===== PROVIDED ENTRIES

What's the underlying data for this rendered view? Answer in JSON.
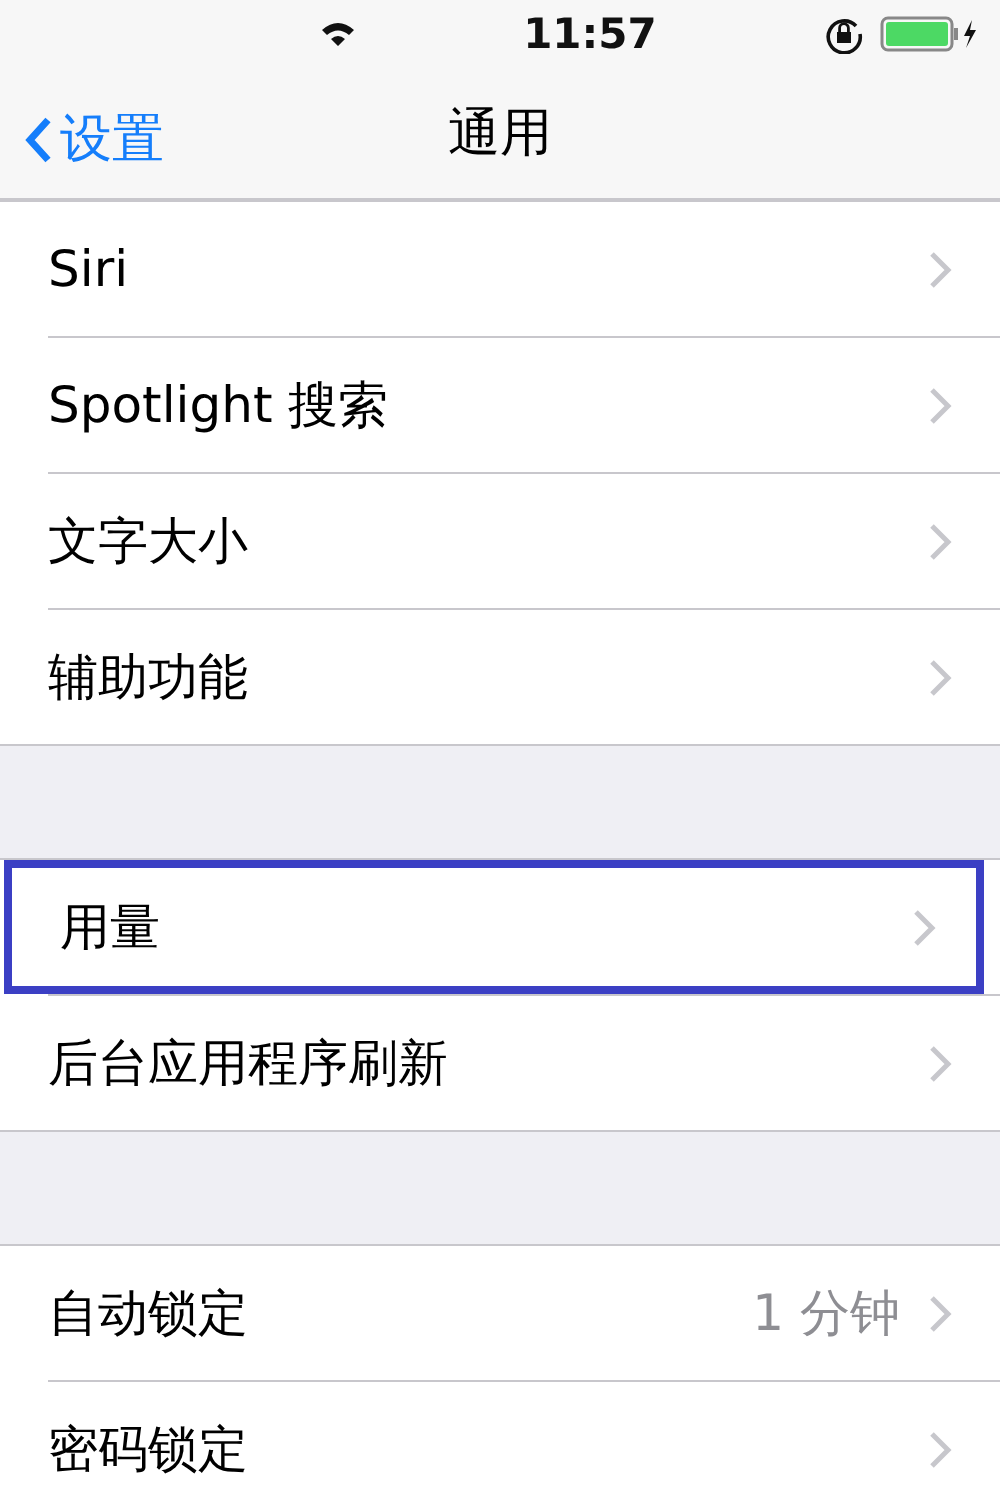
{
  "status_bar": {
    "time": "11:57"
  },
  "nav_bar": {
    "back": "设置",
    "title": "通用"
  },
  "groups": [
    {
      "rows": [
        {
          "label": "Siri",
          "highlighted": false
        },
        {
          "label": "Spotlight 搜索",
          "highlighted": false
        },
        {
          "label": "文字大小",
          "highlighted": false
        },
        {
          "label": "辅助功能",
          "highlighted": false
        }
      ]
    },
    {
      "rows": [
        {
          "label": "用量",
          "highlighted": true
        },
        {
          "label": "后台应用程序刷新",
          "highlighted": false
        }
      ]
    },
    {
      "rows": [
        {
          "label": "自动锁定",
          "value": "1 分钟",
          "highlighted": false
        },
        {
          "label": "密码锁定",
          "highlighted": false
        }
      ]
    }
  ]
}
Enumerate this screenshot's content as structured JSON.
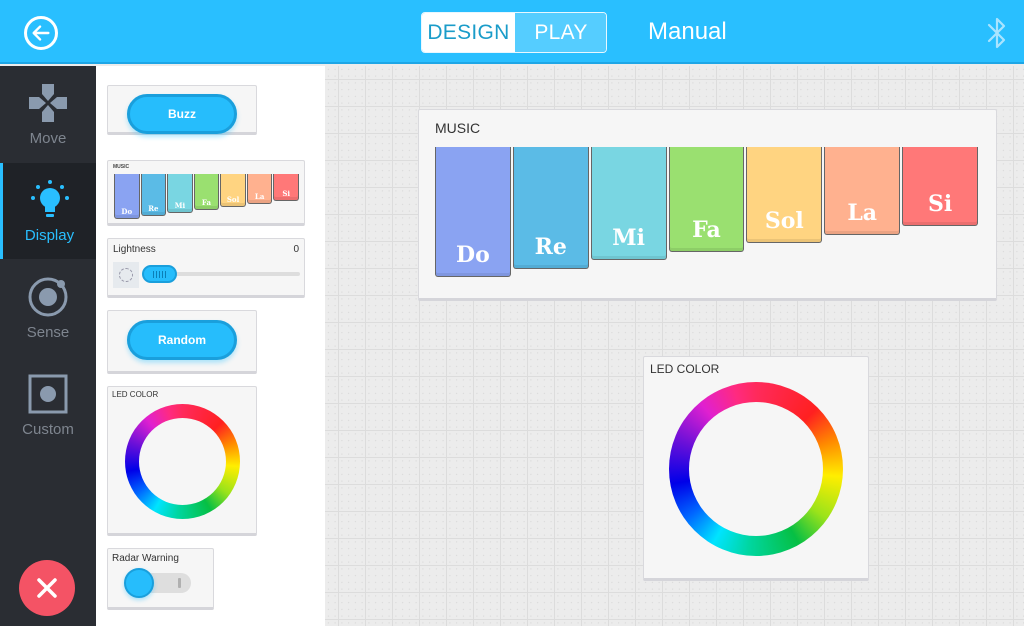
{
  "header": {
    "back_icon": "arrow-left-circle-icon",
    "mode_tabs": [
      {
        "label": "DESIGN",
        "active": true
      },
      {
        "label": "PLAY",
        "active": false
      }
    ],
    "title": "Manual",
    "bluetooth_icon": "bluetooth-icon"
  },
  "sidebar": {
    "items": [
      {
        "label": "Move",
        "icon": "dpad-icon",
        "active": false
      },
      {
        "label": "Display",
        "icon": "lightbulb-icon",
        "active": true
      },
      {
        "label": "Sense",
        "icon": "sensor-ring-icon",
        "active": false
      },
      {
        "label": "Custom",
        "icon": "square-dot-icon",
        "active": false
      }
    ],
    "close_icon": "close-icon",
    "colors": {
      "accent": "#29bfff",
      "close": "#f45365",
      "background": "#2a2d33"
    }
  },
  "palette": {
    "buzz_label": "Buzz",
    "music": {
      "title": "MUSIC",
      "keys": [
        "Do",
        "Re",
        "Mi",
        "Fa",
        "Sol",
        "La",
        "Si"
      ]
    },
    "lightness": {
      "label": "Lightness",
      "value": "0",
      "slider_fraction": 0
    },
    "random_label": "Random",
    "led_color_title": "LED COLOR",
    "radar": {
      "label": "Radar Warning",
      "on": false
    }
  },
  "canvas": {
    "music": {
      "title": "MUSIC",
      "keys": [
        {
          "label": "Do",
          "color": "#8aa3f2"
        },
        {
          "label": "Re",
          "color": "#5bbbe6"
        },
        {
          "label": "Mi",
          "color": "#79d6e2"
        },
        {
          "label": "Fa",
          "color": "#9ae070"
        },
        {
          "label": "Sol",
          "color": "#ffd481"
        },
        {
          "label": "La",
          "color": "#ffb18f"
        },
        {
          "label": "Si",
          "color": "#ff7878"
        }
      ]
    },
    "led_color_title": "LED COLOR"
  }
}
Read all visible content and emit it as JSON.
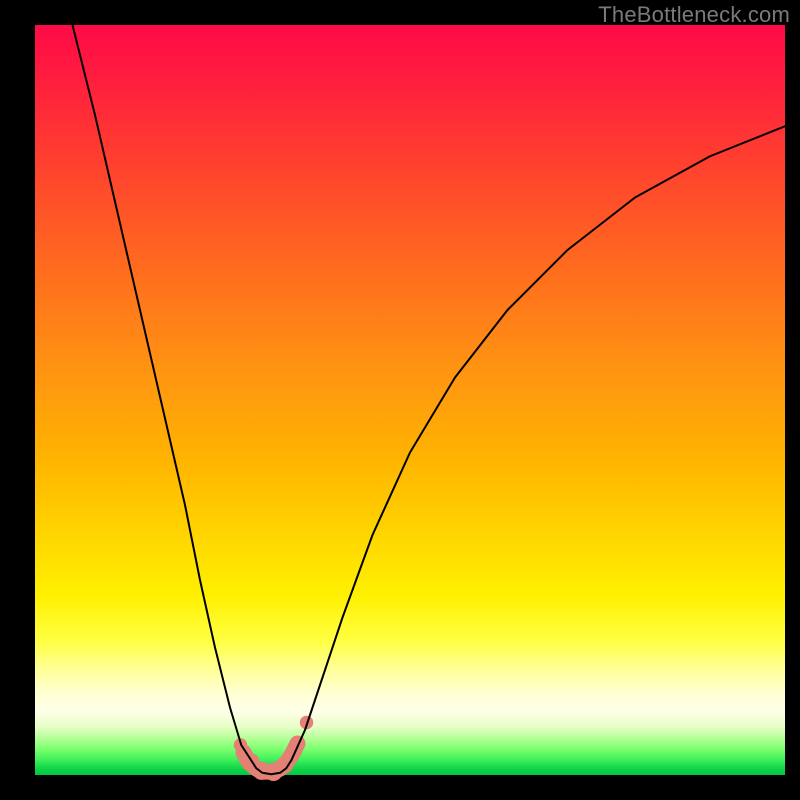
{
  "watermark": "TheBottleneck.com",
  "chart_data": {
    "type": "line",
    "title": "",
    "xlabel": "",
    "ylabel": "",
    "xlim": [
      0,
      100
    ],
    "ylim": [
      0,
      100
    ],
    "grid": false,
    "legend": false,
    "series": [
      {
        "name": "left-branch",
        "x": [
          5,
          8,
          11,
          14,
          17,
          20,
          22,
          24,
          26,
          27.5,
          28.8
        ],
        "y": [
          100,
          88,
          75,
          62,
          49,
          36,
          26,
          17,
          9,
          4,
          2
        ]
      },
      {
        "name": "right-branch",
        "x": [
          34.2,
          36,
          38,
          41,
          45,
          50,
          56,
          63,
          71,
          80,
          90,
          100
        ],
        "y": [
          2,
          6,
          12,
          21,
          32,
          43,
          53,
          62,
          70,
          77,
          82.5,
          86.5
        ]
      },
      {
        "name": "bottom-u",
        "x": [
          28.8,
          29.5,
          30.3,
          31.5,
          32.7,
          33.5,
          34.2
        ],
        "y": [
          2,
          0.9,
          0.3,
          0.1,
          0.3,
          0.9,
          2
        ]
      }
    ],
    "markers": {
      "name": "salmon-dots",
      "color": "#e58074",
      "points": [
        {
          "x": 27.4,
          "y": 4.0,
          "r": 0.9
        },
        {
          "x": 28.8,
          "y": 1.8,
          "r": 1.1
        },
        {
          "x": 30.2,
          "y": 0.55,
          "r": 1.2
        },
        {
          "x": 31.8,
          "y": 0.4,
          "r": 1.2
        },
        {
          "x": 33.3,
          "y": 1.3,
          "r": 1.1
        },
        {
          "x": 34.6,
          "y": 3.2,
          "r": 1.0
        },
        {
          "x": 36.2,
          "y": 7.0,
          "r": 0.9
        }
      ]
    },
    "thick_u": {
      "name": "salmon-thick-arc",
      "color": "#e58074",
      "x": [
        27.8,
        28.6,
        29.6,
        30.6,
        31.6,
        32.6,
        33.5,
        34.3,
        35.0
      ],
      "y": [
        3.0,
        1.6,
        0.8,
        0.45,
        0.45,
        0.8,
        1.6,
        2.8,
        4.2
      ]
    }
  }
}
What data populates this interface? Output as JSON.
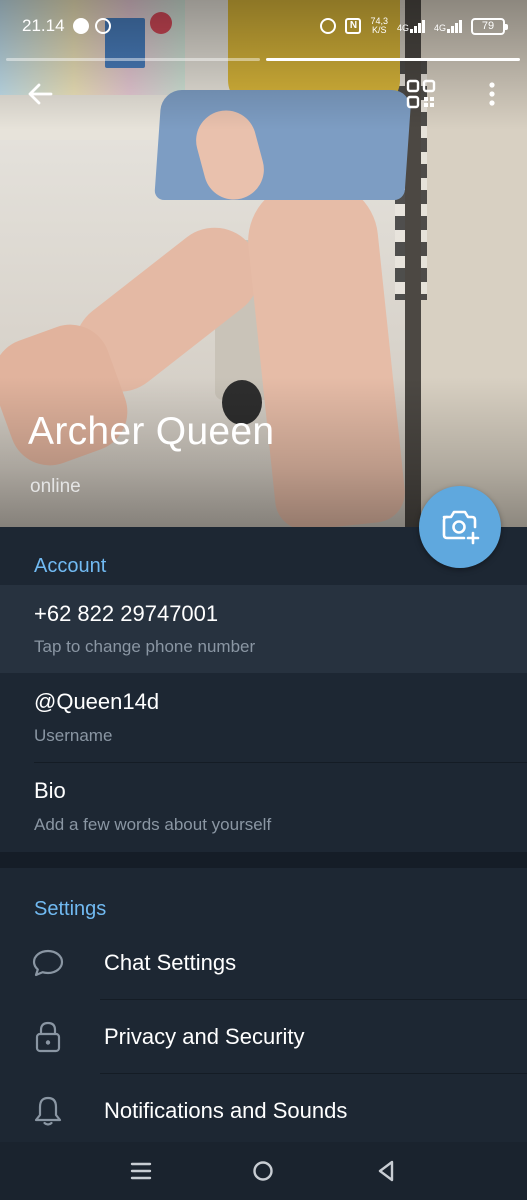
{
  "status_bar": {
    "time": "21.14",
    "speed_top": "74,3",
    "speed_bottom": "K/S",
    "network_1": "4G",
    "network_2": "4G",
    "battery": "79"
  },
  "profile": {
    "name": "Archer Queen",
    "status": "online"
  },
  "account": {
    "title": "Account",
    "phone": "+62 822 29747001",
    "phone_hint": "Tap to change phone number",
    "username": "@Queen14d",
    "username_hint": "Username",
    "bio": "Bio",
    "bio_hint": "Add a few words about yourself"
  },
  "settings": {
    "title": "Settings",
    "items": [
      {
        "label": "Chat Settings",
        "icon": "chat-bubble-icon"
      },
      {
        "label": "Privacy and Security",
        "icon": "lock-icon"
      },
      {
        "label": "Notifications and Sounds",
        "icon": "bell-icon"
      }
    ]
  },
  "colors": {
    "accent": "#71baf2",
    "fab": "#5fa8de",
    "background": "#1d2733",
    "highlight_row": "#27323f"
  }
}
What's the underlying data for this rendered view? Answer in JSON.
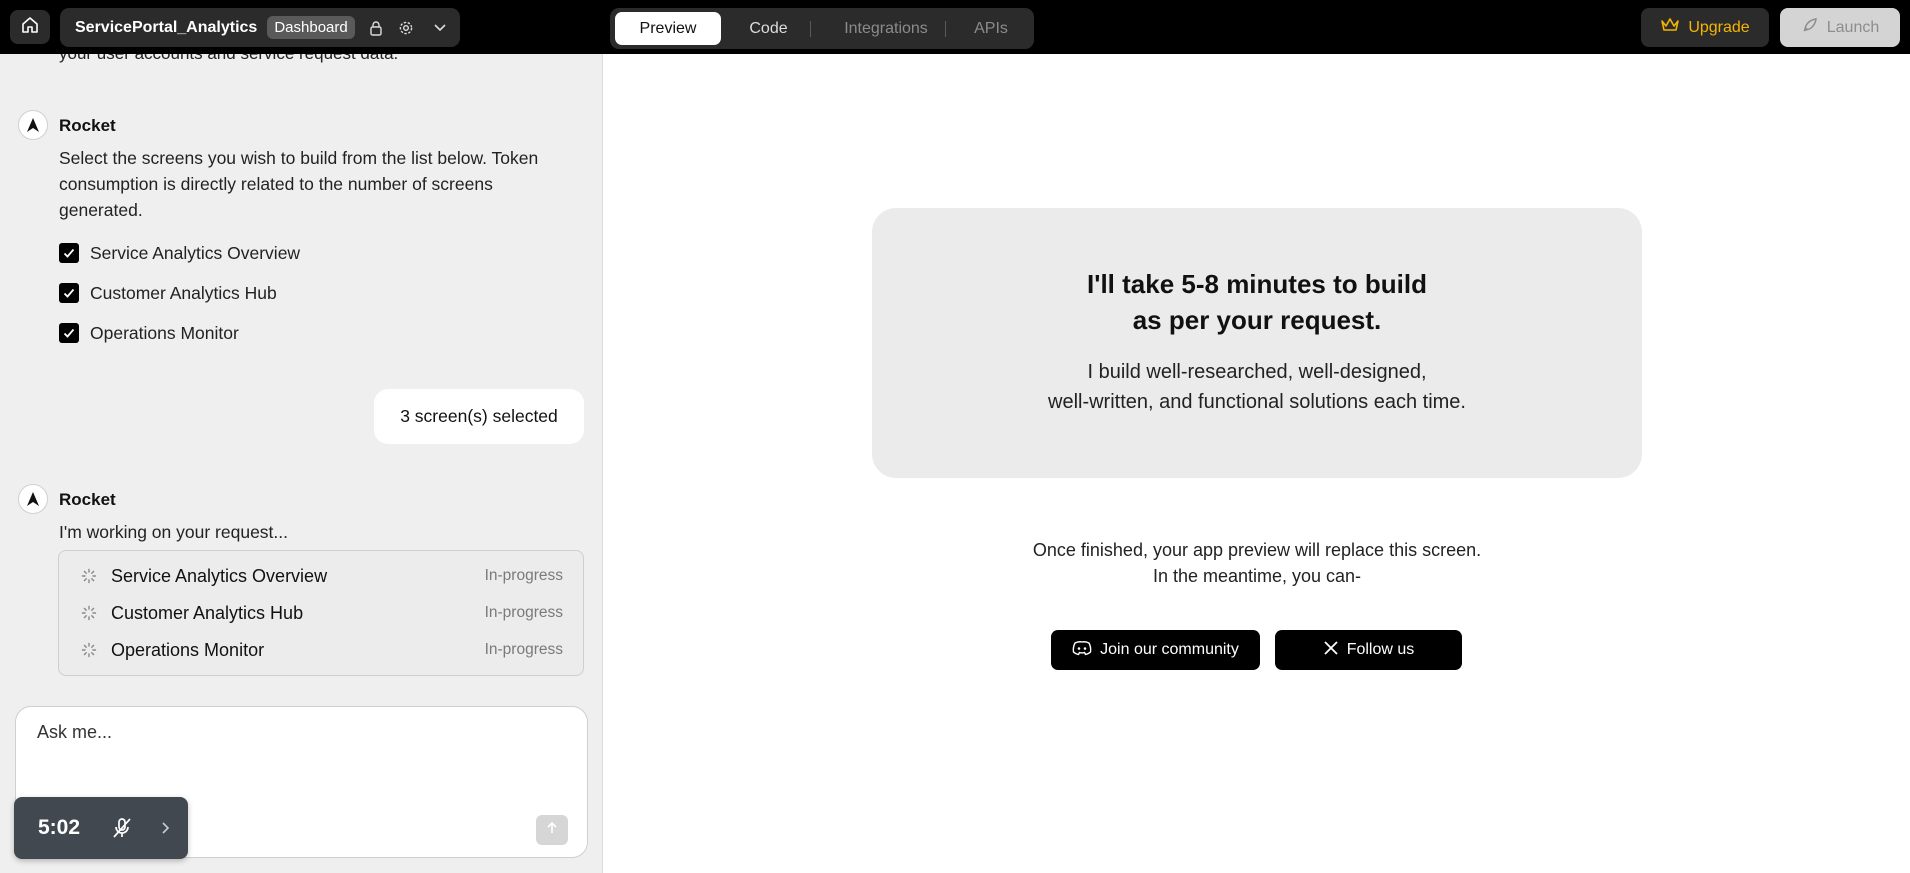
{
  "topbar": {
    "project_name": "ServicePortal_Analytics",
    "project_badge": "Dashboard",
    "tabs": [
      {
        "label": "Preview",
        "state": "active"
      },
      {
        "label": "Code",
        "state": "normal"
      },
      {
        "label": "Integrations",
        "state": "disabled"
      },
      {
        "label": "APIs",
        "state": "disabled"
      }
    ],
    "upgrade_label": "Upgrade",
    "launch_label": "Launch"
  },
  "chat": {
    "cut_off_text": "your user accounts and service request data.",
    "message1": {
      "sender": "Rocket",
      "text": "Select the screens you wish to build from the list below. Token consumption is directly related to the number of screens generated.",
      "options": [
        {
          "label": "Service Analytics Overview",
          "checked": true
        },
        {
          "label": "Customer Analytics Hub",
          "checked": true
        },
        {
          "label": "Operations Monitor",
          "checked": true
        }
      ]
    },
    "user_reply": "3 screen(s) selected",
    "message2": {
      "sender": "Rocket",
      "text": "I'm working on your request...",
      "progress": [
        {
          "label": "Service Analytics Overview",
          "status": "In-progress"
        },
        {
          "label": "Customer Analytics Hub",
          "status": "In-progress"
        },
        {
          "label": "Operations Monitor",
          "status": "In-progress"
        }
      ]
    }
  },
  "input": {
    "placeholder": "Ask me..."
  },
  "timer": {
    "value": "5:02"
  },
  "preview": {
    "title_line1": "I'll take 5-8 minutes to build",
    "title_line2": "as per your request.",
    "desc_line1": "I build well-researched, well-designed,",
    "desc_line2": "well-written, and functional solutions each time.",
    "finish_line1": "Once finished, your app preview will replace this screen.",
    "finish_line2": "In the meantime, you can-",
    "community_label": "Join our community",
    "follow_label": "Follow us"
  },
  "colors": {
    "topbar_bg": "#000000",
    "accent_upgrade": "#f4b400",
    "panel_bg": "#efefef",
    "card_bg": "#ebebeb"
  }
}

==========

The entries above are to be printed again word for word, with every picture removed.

What's the underlying data for this rendered view? Answer in JSON.
{
  "status_bar": {
    "time": "11:57"
  },
  "nav_bar": {
    "back": "设置",
    "title": "通用"
  },
  "groups": [
    {
      "rows": [
        {
          "label": "Siri",
          "highlighted": false
        },
        {
          "label": "Spotlight 搜索",
          "highlighted": false
        },
        {
          "label": "文字大小",
          "highlighted": false
        },
        {
          "label": "辅助功能",
          "highlighted": false
        }
      ]
    },
    {
      "rows": [
        {
          "label": "用量",
          "highlighted": true
        },
        {
          "label": "后台应用程序刷新",
          "highlighted": false
        }
      ]
    },
    {
      "rows": [
        {
          "label": "自动锁定",
          "value": "1 分钟",
          "highlighted": false
        },
        {
          "label": "密码锁定",
          "highlighted": false
        }
      ]
    }
  ]
}
Enumerate this screenshot's content as structured JSON.
{
  "header": {
    "back_icon": "arrow-left-circle-icon",
    "mode_tabs": [
      {
        "label": "DESIGN",
        "active": true
      },
      {
        "label": "PLAY",
        "active": false
      }
    ],
    "title": "Manual",
    "bluetooth_icon": "bluetooth-icon"
  },
  "sidebar": {
    "items": [
      {
        "label": "Move",
        "icon": "dpad-icon",
        "active": false
      },
      {
        "label": "Display",
        "icon": "lightbulb-icon",
        "active": true
      },
      {
        "label": "Sense",
        "icon": "sensor-ring-icon",
        "active": false
      },
      {
        "label": "Custom",
        "icon": "square-dot-icon",
        "active": false
      }
    ],
    "close_icon": "close-icon",
    "colors": {
      "accent": "#29bfff",
      "close": "#f45365",
      "background": "#2a2d33"
    }
  },
  "palette": {
    "buzz_label": "Buzz",
    "music": {
      "title": "MUSIC",
      "keys": [
        "Do",
        "Re",
        "Mi",
        "Fa",
        "Sol",
        "La",
        "Si"
      ]
    },
    "lightness": {
      "label": "Lightness",
      "value": "0",
      "slider_fraction": 0
    },
    "random_label": "Random",
    "led_color_title": "LED COLOR",
    "radar": {
      "label": "Radar Warning",
      "on": false
    }
  },
  "canvas": {
    "music": {
      "title": "MUSIC",
      "keys": [
        {
          "label": "Do",
          "color": "#8aa3f2"
        },
        {
          "label": "Re",
          "color": "#5bbbe6"
        },
        {
          "label": "Mi",
          "color": "#79d6e2"
        },
        {
          "label": "Fa",
          "color": "#9ae070"
        },
        {
          "label": "Sol",
          "color": "#ffd481"
        },
        {
          "label": "La",
          "color": "#ffb18f"
        },
        {
          "label": "Si",
          "color": "#ff7878"
        }
      ]
    },
    "led_color_title": "LED COLOR"
  }
}
Read all visible content and emit it as JSON.
{
  "watermark": "TheBottleneck.com",
  "chart_data": {
    "type": "line",
    "title": "",
    "xlabel": "",
    "ylabel": "",
    "xlim": [
      0,
      100
    ],
    "ylim": [
      0,
      100
    ],
    "grid": false,
    "legend": false,
    "series": [
      {
        "name": "left-branch",
        "x": [
          5,
          8,
          11,
          14,
          17,
          20,
          22,
          24,
          26,
          27.5,
          28.8
        ],
        "y": [
          100,
          88,
          75,
          62,
          49,
          36,
          26,
          17,
          9,
          4,
          2
        ]
      },
      {
        "name": "right-branch",
        "x": [
          34.2,
          36,
          38,
          41,
          45,
          50,
          56,
          63,
          71,
          80,
          90,
          100
        ],
        "y": [
          2,
          6,
          12,
          21,
          32,
          43,
          53,
          62,
          70,
          77,
          82.5,
          86.5
        ]
      },
      {
        "name": "bottom-u",
        "x": [
          28.8,
          29.5,
          30.3,
          31.5,
          32.7,
          33.5,
          34.2
        ],
        "y": [
          2,
          0.9,
          0.3,
          0.1,
          0.3,
          0.9,
          2
        ]
      }
    ],
    "markers": {
      "name": "salmon-dots",
      "color": "#e58074",
      "points": [
        {
          "x": 27.4,
          "y": 4.0,
          "r": 0.9
        },
        {
          "x": 28.8,
          "y": 1.8,
          "r": 1.1
        },
        {
          "x": 30.2,
          "y": 0.55,
          "r": 1.2
        },
        {
          "x": 31.8,
          "y": 0.4,
          "r": 1.2
        },
        {
          "x": 33.3,
          "y": 1.3,
          "r": 1.1
        },
        {
          "x": 34.6,
          "y": 3.2,
          "r": 1.0
        },
        {
          "x": 36.2,
          "y": 7.0,
          "r": 0.9
        }
      ]
    },
    "thick_u": {
      "name": "salmon-thick-arc",
      "color": "#e58074",
      "x": [
        27.8,
        28.6,
        29.6,
        30.6,
        31.6,
        32.6,
        33.5,
        34.3,
        35.0
      ],
      "y": [
        3.0,
        1.6,
        0.8,
        0.45,
        0.45,
        0.8,
        1.6,
        2.8,
        4.2
      ]
    }
  }
}
What data populates this interface? Output as JSON.
{
  "status_bar": {
    "time": "21.14",
    "speed_top": "74,3",
    "speed_bottom": "K/S",
    "network_1": "4G",
    "network_2": "4G",
    "battery": "79"
  },
  "profile": {
    "name": "Archer Queen",
    "status": "online"
  },
  "account": {
    "title": "Account",
    "phone": "+62 822 29747001",
    "phone_hint": "Tap to change phone number",
    "username": "@Queen14d",
    "username_hint": "Username",
    "bio": "Bio",
    "bio_hint": "Add a few words about yourself"
  },
  "settings": {
    "title": "Settings",
    "items": [
      {
        "label": "Chat Settings",
        "icon": "chat-bubble-icon"
      },
      {
        "label": "Privacy and Security",
        "icon": "lock-icon"
      },
      {
        "label": "Notifications and Sounds",
        "icon": "bell-icon"
      }
    ]
  },
  "colors": {
    "accent": "#71baf2",
    "fab": "#5fa8de",
    "background": "#1d2733",
    "highlight_row": "#27323f"
  }
}
What's the underlying data for this rendered view? Answer in JSON.
{
  "topbar": {
    "project_name": "ServicePortal_Analytics",
    "project_badge": "Dashboard",
    "tabs": [
      {
        "label": "Preview",
        "state": "active"
      },
      {
        "label": "Code",
        "state": "normal"
      },
      {
        "label": "Integrations",
        "state": "disabled"
      },
      {
        "label": "APIs",
        "state": "disabled"
      }
    ],
    "upgrade_label": "Upgrade",
    "launch_label": "Launch"
  },
  "chat": {
    "cut_off_text": "your user accounts and service request data.",
    "message1": {
      "sender": "Rocket",
      "text": "Select the screens you wish to build from the list below. Token consumption is directly related to the number of screens generated.",
      "options": [
        {
          "label": "Service Analytics Overview",
          "checked": true
        },
        {
          "label": "Customer Analytics Hub",
          "checked": true
        },
        {
          "label": "Operations Monitor",
          "checked": true
        }
      ]
    },
    "user_reply": "3 screen(s) selected",
    "message2": {
      "sender": "Rocket",
      "text": "I'm working on your request...",
      "progress": [
        {
          "label": "Service Analytics Overview",
          "status": "In-progress"
        },
        {
          "label": "Customer Analytics Hub",
          "status": "In-progress"
        },
        {
          "label": "Operations Monitor",
          "status": "In-progress"
        }
      ]
    }
  },
  "input": {
    "placeholder": "Ask me..."
  },
  "timer": {
    "value": "5:02"
  },
  "preview": {
    "title_line1": "I'll take 5-8 minutes to build",
    "title_line2": "as per your request.",
    "desc_line1": "I build well-researched, well-designed,",
    "desc_line2": "well-written, and functional solutions each time.",
    "finish_line1": "Once finished, your app preview will replace this screen.",
    "finish_line2": "In the meantime, you can-",
    "community_label": "Join our community",
    "follow_label": "Follow us"
  },
  "colors": {
    "topbar_bg": "#000000",
    "accent_upgrade": "#f4b400",
    "panel_bg": "#efefef",
    "card_bg": "#ebebeb"
  }
}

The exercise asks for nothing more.